;)
Photo of Peter Steeper

Peter Steeper

  • 17 Posts
  • 1 Reply Like
I'm fine with RGB editing but printers are often CMYK and you need to be able to use a CMYK profile for printing.
Photo of Andrew Rodney

Andrew Rodney

  • 652 Posts
  • 122 Reply Likes
Printers are indeed “CMYK” (more often today CcMmYKkOG etc). You send them RGB which is what’s important here. For nearly all desktop printers, the drives simply don’t understand CMYK which is an output ready color space. They expect RGB and conduct their own proprietary conversions for the inkset.
Photo of Peter Steeper

Peter Steeper

  • 17 Posts
  • 1 Reply Like
Andrew, you are right for most inkjet printers that do not have a RIP. Our line of Phaser printers require CMYK profiles and custom CMYK profiles cannot be used in Lightroom. The printer can accept RGB but when you create a custom ICC profile using Xrite I1 Publish Pro the profile is CMYK. This profile cannot be used in Lightroom and it can't be installed on the printer.
The profiles work fine with Photoshop although I get some colour shift when I try to Colorsync as a work around with Lightroom.
Photo of Barton Taylor

Barton Taylor

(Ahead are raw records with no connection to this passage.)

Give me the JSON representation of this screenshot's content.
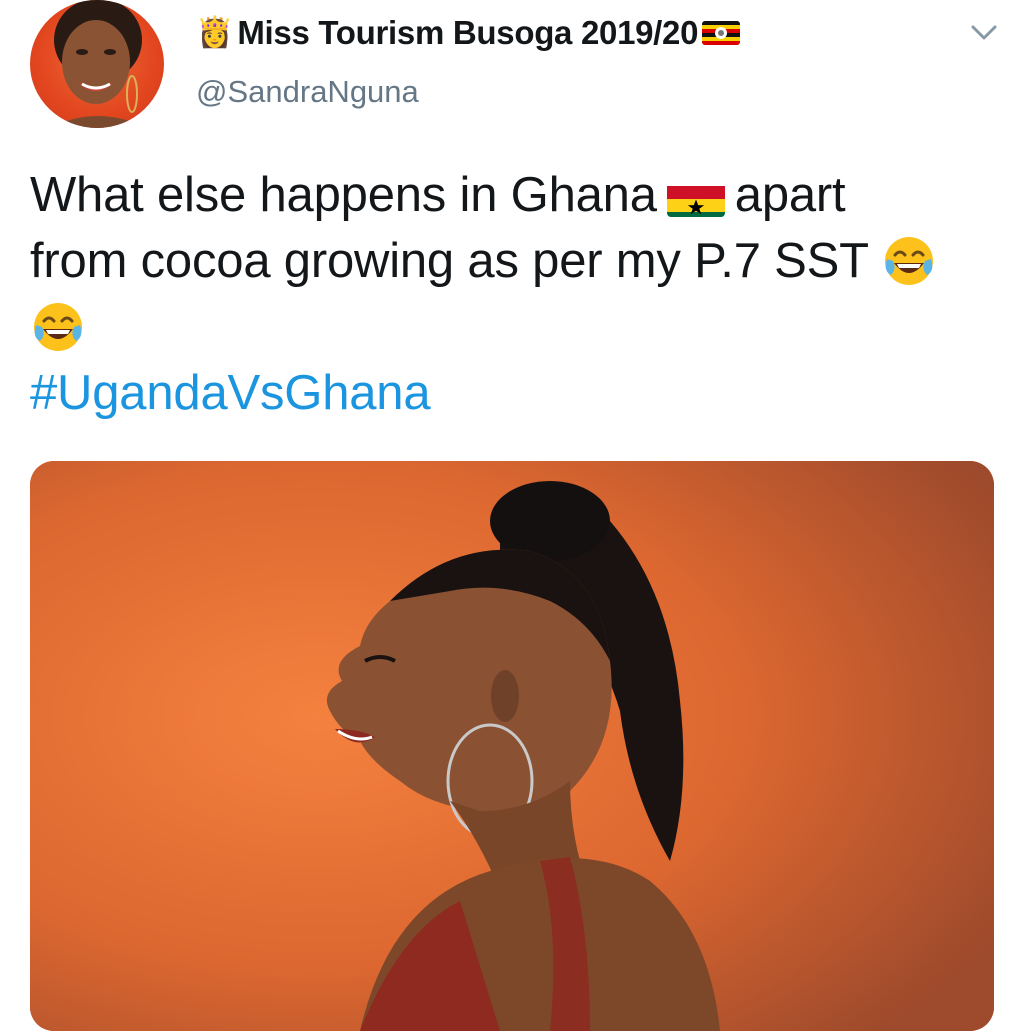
{
  "author": {
    "display_name": "Miss Tourism Busoga 2019/20",
    "name_prefix_icon": "princess-emoji",
    "name_suffix_icon": "uganda-flag-emoji",
    "handle": "@SandraNguna"
  },
  "tweet": {
    "text_line_1_a": "What else happens in Ghana",
    "text_line_1_b": "apart",
    "text_line_2": "from cocoa growing as per my P.7 SST",
    "hashtag": "#UgandaVsGhana",
    "inline_icons": [
      "ghana-flag-emoji",
      "tears-of-joy-emoji",
      "tears-of-joy-emoji"
    ]
  },
  "colors": {
    "hashtag": "#1b95e0",
    "handle": "#657786",
    "text": "#14171a",
    "media_background": "#e0692f"
  }
}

  • 13 Posts
  • 3 Reply Likes
I agree with the original poster: it would be handy to see TAC etc. for a profile that we may need to export to. Of course it can be done in photoshop but I don't want to open a file in photoshop every time I just need to check the ink density or check the gamut warning of a destination profile (how it will fare when converted to FOGRA 39 for example). Inkjet printers have RGB profiles but a lot of people still do work that is going on to CMYK press.